According to a report by market intelligence agency Mintel, 28% of Indian consumers cite the appearance of their hair, skin and nails as their main reason for consuming supplements, while 41% do so for bone and joint health reasons, and 53% do so to boost their energy levels.
Based on a Mintel survey of 3,000 Indian adults aged 18 and above, only 37% of the overall population consume supplements regularly.
Despite this, the nutricosmetics segment is growing fast, with functional claims such as 'skin, hair and nails' (14%), 'beauty benefits' (7%) and 'anti-ageing' (5%) among the beauty claims seen among VMS launches in India between 2014 and 2018.
Mintel also found that 24% of Indians who take supplements feel that they should be formulated using only 'natural' ingredients.
Industry seems to be catering to such preferences: between 2016 and 2018, the top three claims among new product launches in India were 'vegetarian' (67%), 'botanical / herbal' (61%) and 'all-natural product' (31%).
Rimpie Panjwani, Mintel's Senior Beauty and Personal Care Analyst (India), said: "Indian consumers show a strong inclination towards natural products, which can be attributed to the familiarity of ayurveda and a trust in natural ingredients like ginger, turmeric, ashwagandha and kesar.
"This has led to a strong preference for natural VMS remedies derived from fruits and vegetables, as well as those with 'free from' claims.
"Brands can look to explore and innovate with botanicals and herbs within VMS based on traditional knowledge."
She added that brands marketing beauty-from-within benefits must also include specific expected outcomes among their products’ functional claims, as opposed to generic or all-purpose enhancements.
Channelling for youth
Panjwani also stated that Mintel research had shown that brands should "leverage word-of-mouth and social media channels to build brand image, as consumers also seek recommendations by experts and brand when purchasing VMS".
Speaking to NutraIngredients-Asia, Sandeep Ahuja, director of Indian beauty and wellness firm VLCC Healthcare, said: "In the Indian context, beauty from within is not a new concept — it has been around as long as ayurveda has been in existence.
"But in recent years, formulations based on ayurveda have been packaged and marketed as supplements and nutraceuticals in the edible beauty space."
He further said that in India, the beauty-from-within market was largely driven by direct sales rather than retail channels, as consumers were less likely to use ingestible skincare products unless they were not only convinced of their effects but also their lack of side effects.
Furthermore, with around 60% of the Indian population being under 35, online channels have also gained popularity among consumers in the country.
Ahuja said: "E-commerce is an emerging channel for such products as well. Most of the market is driven by younger consumers, many of whom are now looking at beauty rather than overall health. And being more Internet-savvy, they tend to do their own research online prior to making purchasing decisions."
He added that younger consumers were also interested in cosmetic innovations that went beyond the usual topical applications and that might offer additional health benefits apart from healthy hair, skin and nails.

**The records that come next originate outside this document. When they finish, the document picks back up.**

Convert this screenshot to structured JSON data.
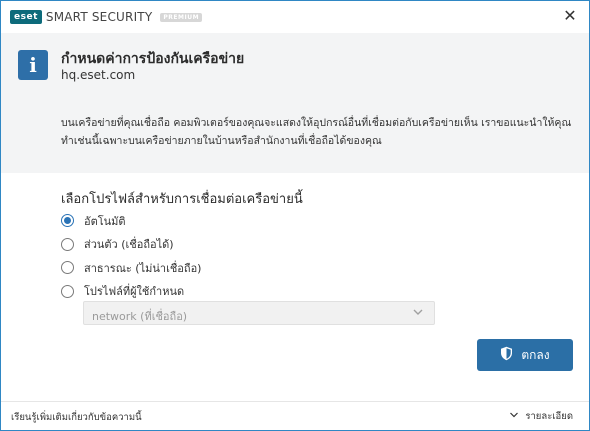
{
  "titlebar": {
    "brand_mark": "eset",
    "product": "SMART SECURITY",
    "edition": "PREMIUM",
    "close_glyph": "✕"
  },
  "info": {
    "icon": "info-icon",
    "title": "กำหนดค่าการป้องกันเครือข่าย",
    "host": "hq.eset.com",
    "description": "บนเครือข่ายที่คุณเชื่อถือ คอมพิวเตอร์ของคุณจะแสดงให้อุปกรณ์อื่นที่เชื่อมต่อกับเครือข่ายเห็น เราขอแนะนำให้คุณทำเช่นนี้เฉพาะบนเครือข่ายภายในบ้านหรือสำนักงานที่เชื่อถือได้ของคุณ"
  },
  "profile": {
    "section_title": "เลือกโปรไฟล์สำหรับการเชื่อมต่อเครือข่ายนี้",
    "options": [
      {
        "label": "อัตโนมัติ",
        "checked": true
      },
      {
        "label": "ส่วนตัว (เชื่อถือได้)",
        "checked": false
      },
      {
        "label": "สาธารณะ (ไม่น่าเชื่อถือ)",
        "checked": false
      },
      {
        "label": "โปรไฟล์ที่ผู้ใช้กำหนด",
        "checked": false
      }
    ],
    "select_value": "network (ที่เชื่อถือ)",
    "select_disabled": true
  },
  "actions": {
    "ok_label": "ตกลง"
  },
  "footer": {
    "learn_more": "เรียนรู้เพิ่มเติมเกี่ยวกับข้อความนี้",
    "details": "รายละเอียด"
  },
  "colors": {
    "accent": "#2b6fa6",
    "brand": "#0d6b7b",
    "panel_bg": "#f3f4f5"
  }
}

At the same time, a greater emphasis on preventive healthcare has led to more younger consumers investing in VMS to minimise their risk of health problems later in life, a strategy also applicable to nutricosmetics purhcases.
Ahuja said, "Younger people have also realised that the cost of curative healthcare has become prohibitively expensive. They have seen their parents incur the costs, or have incurred the costs themselves on behalf of their parents.
"This has given rise to the growing investment in preventive healthcare in India over the last 10 years, especially among younger consumers.
"What began as preventive healthcare has now evolved into widely available nutraceuticals and supplements, including nutricosmetics. These are seen as a more benign solution than more invasive and expensive cosmetic procedures."
Format and perception
While pill fatigue has led brands to innovate away from the traditional capsule, tablet and pill formats for VMS, 62% of Indian consumers said they preferred their supplements in tablet format.
Panjwani said: "Vitamins and supplements are regarded as medicinal in India and for many, (they are) only consumed if prescribed by a doctor, which is likely the reason why consumers prefer them in tablet format.
"However, brands can help change this image by formulating new and indulgent formats, including VMS in drinks, sauces, on-trend spices, and vegetable dishes.
"Snack options like chips, cookies, bars, and cakes with fortified nutrients also have the potential to help make VMS a part of consumers' regular diet."